- Ready the skin for hair removal by steaming the area or having a hot shower. This leaves the skin moist and supple for shaving.
- Use moisturizers and cleansers (more natural and organic, the better) liberally and do not permit skin to dry up or become scaly.
- Use creams and lotions that contain salicylic acid. This has a deep cleansing effect and removes only the upper layers of dead cells allowing skin to rejuvenate.
Handling the worst-case ingrown hair scenarios
If the ingrowths recur frequently and remain chronic for longer periods, the best option would be enduring hair removal using electrolysis or laser therapy. In these techniques, tiny electrical impulses or beams of laser energy are directed at hair follicles to weaken and permanently damage them. The hair in the treated area fails to grow and you are rid of the menace of ingrown hairs at last for a six-month duration.

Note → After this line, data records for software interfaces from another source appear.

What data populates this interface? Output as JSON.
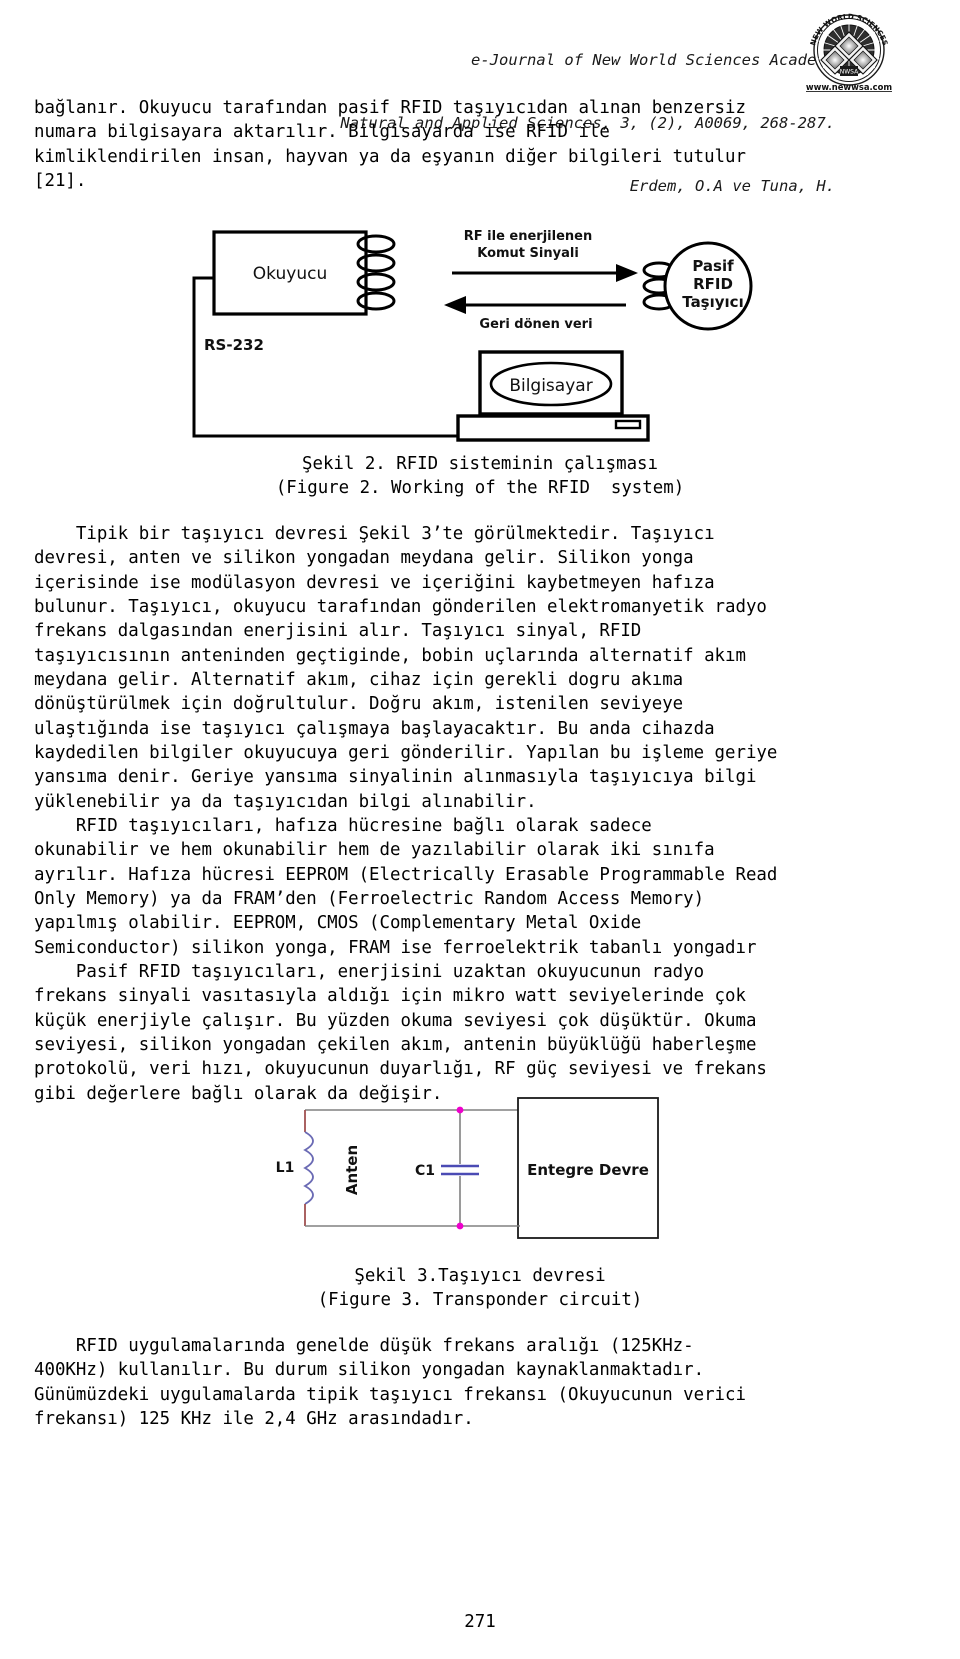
{
  "header": {
    "line1": "e-Journal of New World Sciences Academy",
    "line2": "Natural and Applied Sciences, 3, (2), A0069, 268-287.",
    "line3": "Erdem, O.A ve Tuna, H.",
    "seal": {
      "arc_top": "NEW WORLD SCIENCES",
      "center_label": "NWSA",
      "url": "www.newwsa.com"
    }
  },
  "body": {
    "paragraph1_lines": [
      "bağlanır. Okuyucu tarafından pasif RFID taşıyıcıdan alınan benzersiz",
      "numara bilgisayara aktarılır. Bilgisayarda ise RFID ile",
      "kimliklendirilen insan, hayvan ya da eşyanın diğer bilgileri tutulur",
      "[21]."
    ],
    "paragraph2_lines": [
      "    Tipik bir taşıyıcı devresi Şekil 3’te görülmektedir. Taşıyıcı",
      "devresi, anten ve silikon yongadan meydana gelir. Silikon yonga",
      "içerisinde ise modülasyon devresi ve içeriğini kaybetmeyen hafıza",
      "bulunur. Taşıyıcı, okuyucu tarafından gönderilen elektromanyetik radyo",
      "frekans dalgasından enerjisini alır. Taşıyıcı sinyal, RFID",
      "taşıyıcısının anteninden geçtiginde, bobin uçlarında alternatif akım",
      "meydana gelir. Alternatif akım, cihaz için gerekli dogru akıma",
      "dönüştürülmek için doğrultulur. Doğru akım, istenilen seviyeye",
      "ulaştığında ise taşıyıcı çalışmaya başlayacaktır. Bu anda cihazda",
      "kaydedilen bilgiler okuyucuya geri gönderilir. Yapılan bu işleme geriye",
      "yansıma denir. Geriye yansıma sinyalinin alınmasıyla taşıyıcıya bilgi",
      "yüklenebilir ya da taşıyıcıdan bilgi alınabilir."
    ],
    "paragraph3_lines": [
      "    RFID taşıyıcıları, hafıza hücresine bağlı olarak sadece",
      "okunabilir ve hem okunabilir hem de yazılabilir olarak iki sınıfa",
      "ayrılır. Hafıza hücresi EEPROM (Electrically Erasable Programmable Read",
      "Only Memory) ya da FRAM’den (Ferroelectric Random Access Memory)",
      "yapılmış olabilir. EEPROM, CMOS (Complementary Metal Oxide",
      "Semiconductor) silikon yonga, FRAM ise ferroelektrik tabanlı yongadır"
    ],
    "paragraph4_lines": [
      "    Pasif RFID taşıyıcıları, enerjisini uzaktan okuyucunun radyo",
      "frekans sinyali vasıtasıyla aldığı için mikro watt seviyelerinde çok",
      "küçük enerjiyle çalışır. Bu yüzden okuma seviyesi çok düşüktür. Okuma",
      "seviyesi, silikon yongadan çekilen akım, antenin büyüklüğü haberleşme",
      "protokolü, veri hızı, okuyucunun duyarlığı, RF güç seviyesi ve frekans",
      "gibi değerlere bağlı olarak da değişir."
    ],
    "paragraph5_lines": [
      "    RFID uygulamalarında genelde düşük frekans aralığı (125KHz-",
      "400KHz) kullanılır. Bu durum silikon yongadan kaynaklanmaktadır.",
      "Günümüzdeki uygulamalarda tipik taşıyıcı frekansı (Okuyucunun verici",
      "frekansı) 125 KHz ile 2,4 GHz arasındadır."
    ]
  },
  "figure1": {
    "reader_label": "Okuyucu",
    "forward_signal_line1": "RF ile enerjilenen",
    "forward_signal_line2": "Komut Sinyali",
    "return_signal": "Geri dönen veri",
    "tag_line1": "Pasif",
    "tag_line2": "RFID",
    "tag_line3": "Taşıyıcı",
    "serial_label": "RS-232",
    "computer_label": "Bilgisayar",
    "caption_tr": "Şekil 2. RFID sisteminin çalışması",
    "caption_en": "(Figure 2. Working of the RFID  system)"
  },
  "figure2": {
    "inductor_label": "L1",
    "antenna_label": "Anten",
    "capacitor_label": "C1",
    "ic_label": "Entegre Devre",
    "caption_tr": "Şekil 3.Taşıyıcı devresi",
    "caption_en": "(Figure 3. Transponder circuit)",
    "node_color": "#ee00cc",
    "wire_color": "#808080",
    "component_color": "#4b4bb4"
  },
  "footer": {
    "page_number": "271"
  }
}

Home remedies for ingrown hair :
As mentioned earlier, there is no cure for ingrown hair. It is only possible to decrease the occurrence of ingrown hairs. The easiest way to do this is through proper hair and skin hygiene.
Hydrate and soften both the skin and the hair before shaving. This can result in a duller, rounded tip to the hair, which decreases the likelihood for the hair to reenter the skin.
Use a moistened washcloth, a wet sponge, or a soft-bristled toothbrush with a mild soap to wash the beard or hair for several minutes via a circular motion to help dislodge stubborn tips.
Some natural mild exfoliators, such as salt and sugar, can be applied to treat the redness or irritation that comes with the ingrown hair.
Do not shave against the direction or grain of the hair growth.
Get a pair of tweezers: Before shaving or waxing, you can take a pair of sterile tweezers and lift out the ingrown hair. Just pull out the hair and bring it to the surface. Nevertheless, if you have a sensitive skin, it might be best to stay away from this method.
Ingrown hair can cause a lot of distress to a person and seeking medical advice is of the essence. For this, a person should go to the doctor’s and get it treated as soon as possible so that the issue is curbed and dealt with.